Task:
Collect all lines containing the word "icon" from the data.

┌──

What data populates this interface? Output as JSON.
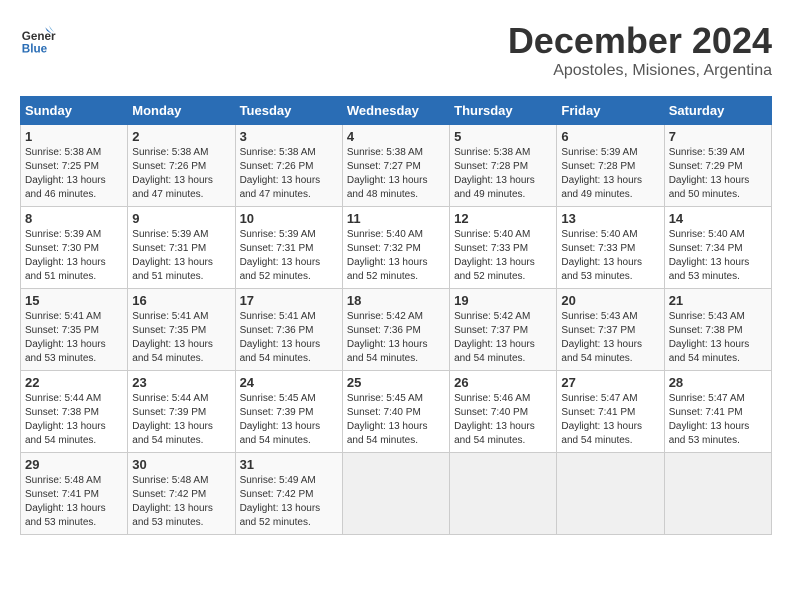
{
  "header": {
    "logo_line1": "General",
    "logo_line2": "Blue",
    "month": "December 2024",
    "location": "Apostoles, Misiones, Argentina"
  },
  "weekdays": [
    "Sunday",
    "Monday",
    "Tuesday",
    "Wednesday",
    "Thursday",
    "Friday",
    "Saturday"
  ],
  "weeks": [
    [
      {
        "day": 1,
        "sunrise": "5:38 AM",
        "sunset": "7:25 PM",
        "daylight": "13 hours and 46 minutes."
      },
      {
        "day": 2,
        "sunrise": "5:38 AM",
        "sunset": "7:26 PM",
        "daylight": "13 hours and 47 minutes."
      },
      {
        "day": 3,
        "sunrise": "5:38 AM",
        "sunset": "7:26 PM",
        "daylight": "13 hours and 47 minutes."
      },
      {
        "day": 4,
        "sunrise": "5:38 AM",
        "sunset": "7:27 PM",
        "daylight": "13 hours and 48 minutes."
      },
      {
        "day": 5,
        "sunrise": "5:38 AM",
        "sunset": "7:28 PM",
        "daylight": "13 hours and 49 minutes."
      },
      {
        "day": 6,
        "sunrise": "5:39 AM",
        "sunset": "7:28 PM",
        "daylight": "13 hours and 49 minutes."
      },
      {
        "day": 7,
        "sunrise": "5:39 AM",
        "sunset": "7:29 PM",
        "daylight": "13 hours and 50 minutes."
      }
    ],
    [
      {
        "day": 8,
        "sunrise": "5:39 AM",
        "sunset": "7:30 PM",
        "daylight": "13 hours and 51 minutes."
      },
      {
        "day": 9,
        "sunrise": "5:39 AM",
        "sunset": "7:31 PM",
        "daylight": "13 hours and 51 minutes."
      },
      {
        "day": 10,
        "sunrise": "5:39 AM",
        "sunset": "7:31 PM",
        "daylight": "13 hours and 52 minutes."
      },
      {
        "day": 11,
        "sunrise": "5:40 AM",
        "sunset": "7:32 PM",
        "daylight": "13 hours and 52 minutes."
      },
      {
        "day": 12,
        "sunrise": "5:40 AM",
        "sunset": "7:33 PM",
        "daylight": "13 hours and 52 minutes."
      },
      {
        "day": 13,
        "sunrise": "5:40 AM",
        "sunset": "7:33 PM",
        "daylight": "13 hours and 53 minutes."
      },
      {
        "day": 14,
        "sunrise": "5:40 AM",
        "sunset": "7:34 PM",
        "daylight": "13 hours and 53 minutes."
      }
    ],
    [
      {
        "day": 15,
        "sunrise": "5:41 AM",
        "sunset": "7:35 PM",
        "daylight": "13 hours and 53 minutes."
      },
      {
        "day": 16,
        "sunrise": "5:41 AM",
        "sunset": "7:35 PM",
        "daylight": "13 hours and 54 minutes."
      },
      {
        "day": 17,
        "sunrise": "5:41 AM",
        "sunset": "7:36 PM",
        "daylight": "13 hours and 54 minutes."
      },
      {
        "day": 18,
        "sunrise": "5:42 AM",
        "sunset": "7:36 PM",
        "daylight": "13 hours and 54 minutes."
      },
      {
        "day": 19,
        "sunrise": "5:42 AM",
        "sunset": "7:37 PM",
        "daylight": "13 hours and 54 minutes."
      },
      {
        "day": 20,
        "sunrise": "5:43 AM",
        "sunset": "7:37 PM",
        "daylight": "13 hours and 54 minutes."
      },
      {
        "day": 21,
        "sunrise": "5:43 AM",
        "sunset": "7:38 PM",
        "daylight": "13 hours and 54 minutes."
      }
    ],
    [
      {
        "day": 22,
        "sunrise": "5:44 AM",
        "sunset": "7:38 PM",
        "daylight": "13 hours and 54 minutes."
      },
      {
        "day": 23,
        "sunrise": "5:44 AM",
        "sunset": "7:39 PM",
        "daylight": "13 hours and 54 minutes."
      },
      {
        "day": 24,
        "sunrise": "5:45 AM",
        "sunset": "7:39 PM",
        "daylight": "13 hours and 54 minutes."
      },
      {
        "day": 25,
        "sunrise": "5:45 AM",
        "sunset": "7:40 PM",
        "daylight": "13 hours and 54 minutes."
      },
      {
        "day": 26,
        "sunrise": "5:46 AM",
        "sunset": "7:40 PM",
        "daylight": "13 hours and 54 minutes."
      },
      {
        "day": 27,
        "sunrise": "5:47 AM",
        "sunset": "7:41 PM",
        "daylight": "13 hours and 54 minutes."
      },
      {
        "day": 28,
        "sunrise": "5:47 AM",
        "sunset": "7:41 PM",
        "daylight": "13 hours and 53 minutes."
      }
    ],
    [
      {
        "day": 29,
        "sunrise": "5:48 AM",
        "sunset": "7:41 PM",
        "daylight": "13 hours and 53 minutes."
      },
      {
        "day": 30,
        "sunrise": "5:48 AM",
        "sunset": "7:42 PM",
        "daylight": "13 hours and 53 minutes."
      },
      {
        "day": 31,
        "sunrise": "5:49 AM",
        "sunset": "7:42 PM",
        "daylight": "13 hours and 52 minutes."
      },
      null,
      null,
      null,
      null
    ]
  ]
}
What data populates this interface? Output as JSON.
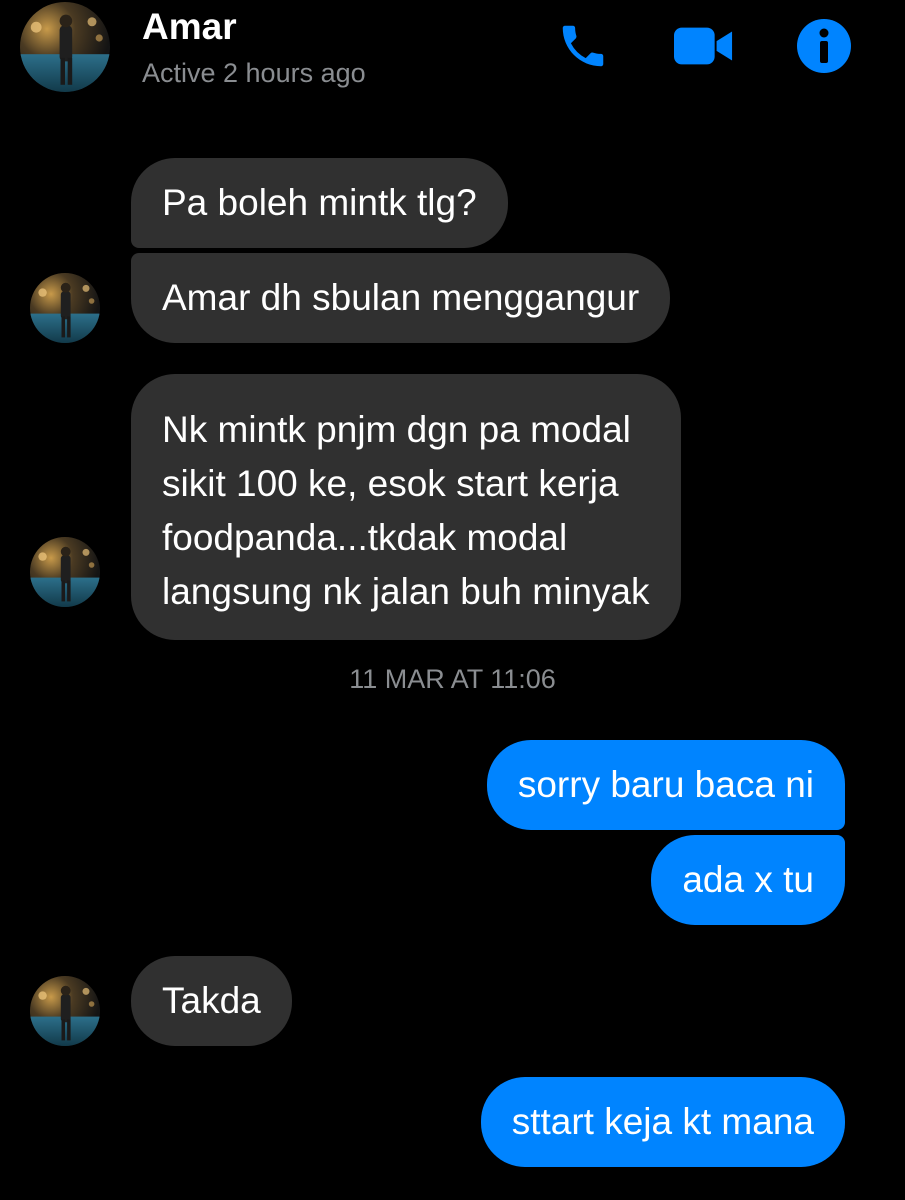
{
  "header": {
    "name": "Amar",
    "status": "Active 2 hours ago",
    "actions": [
      "phone-icon",
      "video-camera-icon",
      "info-icon"
    ],
    "accent_color": "#0084ff"
  },
  "messages": {
    "m1": "Pa boleh mintk tlg?",
    "m2": "Amar dh sbulan menggangur",
    "m3": "Nk mintk pnjm dgn pa modal\nsikit 100 ke,  esok start kerja\nfoodpanda...tkdak modal\nlangsung nk jalan buh minyak",
    "timestamp": "11 MAR AT 11:06",
    "m4": "sorry baru baca ni",
    "m5": "ada x tu",
    "m6": "Takda",
    "m7": "sttart keja kt mana"
  },
  "colors": {
    "incoming_bubble": "#303030",
    "outgoing_bubble": "#0084ff",
    "secondary_text": "#8a8d91",
    "background": "#000000"
  }
}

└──

Response to this exercise:
      "phone-icon",
      "video-camera-icon",
      "info-icon"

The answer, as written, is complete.